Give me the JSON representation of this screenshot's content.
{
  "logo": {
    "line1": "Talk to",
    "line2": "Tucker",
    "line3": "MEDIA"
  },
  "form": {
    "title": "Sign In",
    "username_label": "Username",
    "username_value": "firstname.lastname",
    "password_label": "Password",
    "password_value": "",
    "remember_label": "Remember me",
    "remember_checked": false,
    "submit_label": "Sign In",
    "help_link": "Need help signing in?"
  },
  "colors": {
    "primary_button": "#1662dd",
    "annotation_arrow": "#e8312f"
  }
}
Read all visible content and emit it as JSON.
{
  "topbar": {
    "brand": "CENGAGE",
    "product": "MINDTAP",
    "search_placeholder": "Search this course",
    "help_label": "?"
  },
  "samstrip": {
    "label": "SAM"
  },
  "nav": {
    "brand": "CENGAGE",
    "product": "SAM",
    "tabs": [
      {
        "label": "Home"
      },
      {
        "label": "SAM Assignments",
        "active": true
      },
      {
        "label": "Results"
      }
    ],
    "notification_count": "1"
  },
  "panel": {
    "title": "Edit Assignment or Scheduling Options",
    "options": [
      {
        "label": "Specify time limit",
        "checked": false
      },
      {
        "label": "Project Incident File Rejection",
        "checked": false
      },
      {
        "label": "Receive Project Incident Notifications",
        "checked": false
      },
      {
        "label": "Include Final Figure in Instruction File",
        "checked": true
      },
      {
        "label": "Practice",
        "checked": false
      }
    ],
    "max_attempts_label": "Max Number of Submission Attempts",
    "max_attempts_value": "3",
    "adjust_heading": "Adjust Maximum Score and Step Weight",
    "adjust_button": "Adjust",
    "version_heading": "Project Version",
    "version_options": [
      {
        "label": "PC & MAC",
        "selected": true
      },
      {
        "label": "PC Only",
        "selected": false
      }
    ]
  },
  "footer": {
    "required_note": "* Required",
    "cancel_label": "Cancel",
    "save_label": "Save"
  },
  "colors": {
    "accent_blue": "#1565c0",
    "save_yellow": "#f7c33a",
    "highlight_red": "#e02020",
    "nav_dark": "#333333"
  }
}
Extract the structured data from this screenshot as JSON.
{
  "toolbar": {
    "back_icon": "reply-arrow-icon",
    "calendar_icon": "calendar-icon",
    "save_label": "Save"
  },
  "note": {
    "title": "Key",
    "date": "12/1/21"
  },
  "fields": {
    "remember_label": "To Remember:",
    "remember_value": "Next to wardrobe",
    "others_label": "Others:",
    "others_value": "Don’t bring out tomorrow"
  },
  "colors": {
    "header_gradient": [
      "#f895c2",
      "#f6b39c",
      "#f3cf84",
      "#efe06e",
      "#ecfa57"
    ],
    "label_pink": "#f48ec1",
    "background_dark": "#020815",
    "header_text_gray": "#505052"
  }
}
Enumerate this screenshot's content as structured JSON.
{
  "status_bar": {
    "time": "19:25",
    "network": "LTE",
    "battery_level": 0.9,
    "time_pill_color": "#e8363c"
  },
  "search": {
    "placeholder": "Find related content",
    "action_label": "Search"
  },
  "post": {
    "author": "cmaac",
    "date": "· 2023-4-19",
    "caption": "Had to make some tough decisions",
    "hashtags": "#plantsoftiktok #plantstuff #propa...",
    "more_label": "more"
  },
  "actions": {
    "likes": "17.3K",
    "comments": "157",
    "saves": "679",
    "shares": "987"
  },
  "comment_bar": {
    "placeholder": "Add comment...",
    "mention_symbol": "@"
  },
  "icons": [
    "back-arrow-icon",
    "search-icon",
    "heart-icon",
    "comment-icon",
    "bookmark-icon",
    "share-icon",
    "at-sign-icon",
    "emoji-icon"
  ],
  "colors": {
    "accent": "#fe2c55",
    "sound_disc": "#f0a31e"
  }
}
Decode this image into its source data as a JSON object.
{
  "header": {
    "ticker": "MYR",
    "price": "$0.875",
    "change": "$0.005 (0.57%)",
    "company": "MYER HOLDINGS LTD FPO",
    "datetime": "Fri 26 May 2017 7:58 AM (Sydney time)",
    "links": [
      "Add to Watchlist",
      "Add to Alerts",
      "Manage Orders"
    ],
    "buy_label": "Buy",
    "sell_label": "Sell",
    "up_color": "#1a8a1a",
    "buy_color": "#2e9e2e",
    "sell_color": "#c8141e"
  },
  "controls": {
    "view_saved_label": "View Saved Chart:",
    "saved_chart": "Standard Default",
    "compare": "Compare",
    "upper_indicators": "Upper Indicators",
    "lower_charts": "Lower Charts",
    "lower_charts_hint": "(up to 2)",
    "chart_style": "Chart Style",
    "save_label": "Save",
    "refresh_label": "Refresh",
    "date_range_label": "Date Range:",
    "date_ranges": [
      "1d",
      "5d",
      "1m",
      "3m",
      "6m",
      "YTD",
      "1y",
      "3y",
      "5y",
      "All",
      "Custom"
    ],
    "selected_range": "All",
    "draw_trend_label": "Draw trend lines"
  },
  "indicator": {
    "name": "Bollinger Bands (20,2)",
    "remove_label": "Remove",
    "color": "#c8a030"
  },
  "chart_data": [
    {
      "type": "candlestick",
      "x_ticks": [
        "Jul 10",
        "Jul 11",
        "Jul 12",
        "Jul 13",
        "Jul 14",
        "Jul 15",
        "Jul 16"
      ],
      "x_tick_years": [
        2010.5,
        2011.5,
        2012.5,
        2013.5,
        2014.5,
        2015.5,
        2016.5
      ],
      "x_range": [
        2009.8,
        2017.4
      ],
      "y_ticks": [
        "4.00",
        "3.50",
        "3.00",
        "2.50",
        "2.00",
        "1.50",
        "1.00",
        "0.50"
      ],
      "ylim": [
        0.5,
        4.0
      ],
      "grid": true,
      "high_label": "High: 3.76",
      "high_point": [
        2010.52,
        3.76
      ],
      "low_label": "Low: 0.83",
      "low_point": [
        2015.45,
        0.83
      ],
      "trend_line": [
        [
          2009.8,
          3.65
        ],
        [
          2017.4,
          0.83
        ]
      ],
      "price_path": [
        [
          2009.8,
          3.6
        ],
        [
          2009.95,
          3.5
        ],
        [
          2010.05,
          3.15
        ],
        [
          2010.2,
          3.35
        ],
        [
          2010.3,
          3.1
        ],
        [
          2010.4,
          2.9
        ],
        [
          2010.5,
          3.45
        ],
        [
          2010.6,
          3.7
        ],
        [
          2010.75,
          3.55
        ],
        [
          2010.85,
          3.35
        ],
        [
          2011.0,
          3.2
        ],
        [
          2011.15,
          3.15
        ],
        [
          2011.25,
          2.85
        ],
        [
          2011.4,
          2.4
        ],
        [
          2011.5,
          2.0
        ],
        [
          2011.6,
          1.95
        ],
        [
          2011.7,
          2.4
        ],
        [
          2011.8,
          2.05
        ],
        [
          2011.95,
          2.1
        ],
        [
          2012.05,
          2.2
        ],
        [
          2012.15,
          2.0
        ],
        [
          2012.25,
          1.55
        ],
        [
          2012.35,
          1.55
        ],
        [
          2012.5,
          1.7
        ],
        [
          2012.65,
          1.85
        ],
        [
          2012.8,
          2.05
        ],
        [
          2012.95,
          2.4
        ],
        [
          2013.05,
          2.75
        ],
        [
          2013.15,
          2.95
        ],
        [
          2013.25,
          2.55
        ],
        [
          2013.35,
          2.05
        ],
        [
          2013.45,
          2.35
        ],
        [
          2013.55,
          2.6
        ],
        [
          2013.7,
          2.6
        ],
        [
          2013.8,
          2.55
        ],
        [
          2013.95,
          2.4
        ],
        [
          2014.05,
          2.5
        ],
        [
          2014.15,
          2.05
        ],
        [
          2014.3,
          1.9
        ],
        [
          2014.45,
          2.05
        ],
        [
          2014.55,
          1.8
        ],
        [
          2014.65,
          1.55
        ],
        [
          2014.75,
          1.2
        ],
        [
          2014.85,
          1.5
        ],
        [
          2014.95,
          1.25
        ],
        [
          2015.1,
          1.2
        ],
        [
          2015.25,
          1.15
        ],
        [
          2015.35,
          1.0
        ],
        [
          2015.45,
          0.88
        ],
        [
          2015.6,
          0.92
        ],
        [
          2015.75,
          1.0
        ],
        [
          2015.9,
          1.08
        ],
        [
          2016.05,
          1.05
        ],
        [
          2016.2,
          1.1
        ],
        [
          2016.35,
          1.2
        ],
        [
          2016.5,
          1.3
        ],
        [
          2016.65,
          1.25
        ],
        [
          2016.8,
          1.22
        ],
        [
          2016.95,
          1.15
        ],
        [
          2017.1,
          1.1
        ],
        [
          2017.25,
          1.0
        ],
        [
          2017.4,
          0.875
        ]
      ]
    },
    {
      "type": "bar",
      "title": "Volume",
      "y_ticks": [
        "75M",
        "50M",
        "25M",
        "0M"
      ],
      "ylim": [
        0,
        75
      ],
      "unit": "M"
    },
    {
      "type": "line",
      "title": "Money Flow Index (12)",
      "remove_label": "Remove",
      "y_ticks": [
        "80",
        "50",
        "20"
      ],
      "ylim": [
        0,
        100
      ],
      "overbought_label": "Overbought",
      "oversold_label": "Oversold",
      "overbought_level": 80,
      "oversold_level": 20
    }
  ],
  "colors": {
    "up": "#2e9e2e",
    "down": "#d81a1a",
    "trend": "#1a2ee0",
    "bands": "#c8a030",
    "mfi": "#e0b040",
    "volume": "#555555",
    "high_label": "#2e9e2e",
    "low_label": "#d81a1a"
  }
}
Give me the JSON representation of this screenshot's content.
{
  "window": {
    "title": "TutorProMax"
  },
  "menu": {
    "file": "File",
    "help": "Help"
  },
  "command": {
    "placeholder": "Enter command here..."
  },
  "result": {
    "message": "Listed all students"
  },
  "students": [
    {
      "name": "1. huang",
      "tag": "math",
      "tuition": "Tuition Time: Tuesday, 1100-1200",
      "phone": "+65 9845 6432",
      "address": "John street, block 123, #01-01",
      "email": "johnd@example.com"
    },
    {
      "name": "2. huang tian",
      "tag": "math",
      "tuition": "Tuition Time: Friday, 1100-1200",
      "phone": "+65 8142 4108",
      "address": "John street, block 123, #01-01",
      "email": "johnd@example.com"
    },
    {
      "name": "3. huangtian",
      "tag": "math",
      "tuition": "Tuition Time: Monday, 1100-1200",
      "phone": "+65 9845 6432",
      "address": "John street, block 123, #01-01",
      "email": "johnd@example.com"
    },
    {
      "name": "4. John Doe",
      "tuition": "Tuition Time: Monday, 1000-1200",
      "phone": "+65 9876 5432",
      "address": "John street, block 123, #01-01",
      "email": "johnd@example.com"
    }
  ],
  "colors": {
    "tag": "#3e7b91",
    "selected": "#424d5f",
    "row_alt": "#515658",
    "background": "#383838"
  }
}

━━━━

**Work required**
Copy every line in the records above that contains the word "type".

**Reply**
      "type": "candlestick",
      "type": "bar",
      "type": "line",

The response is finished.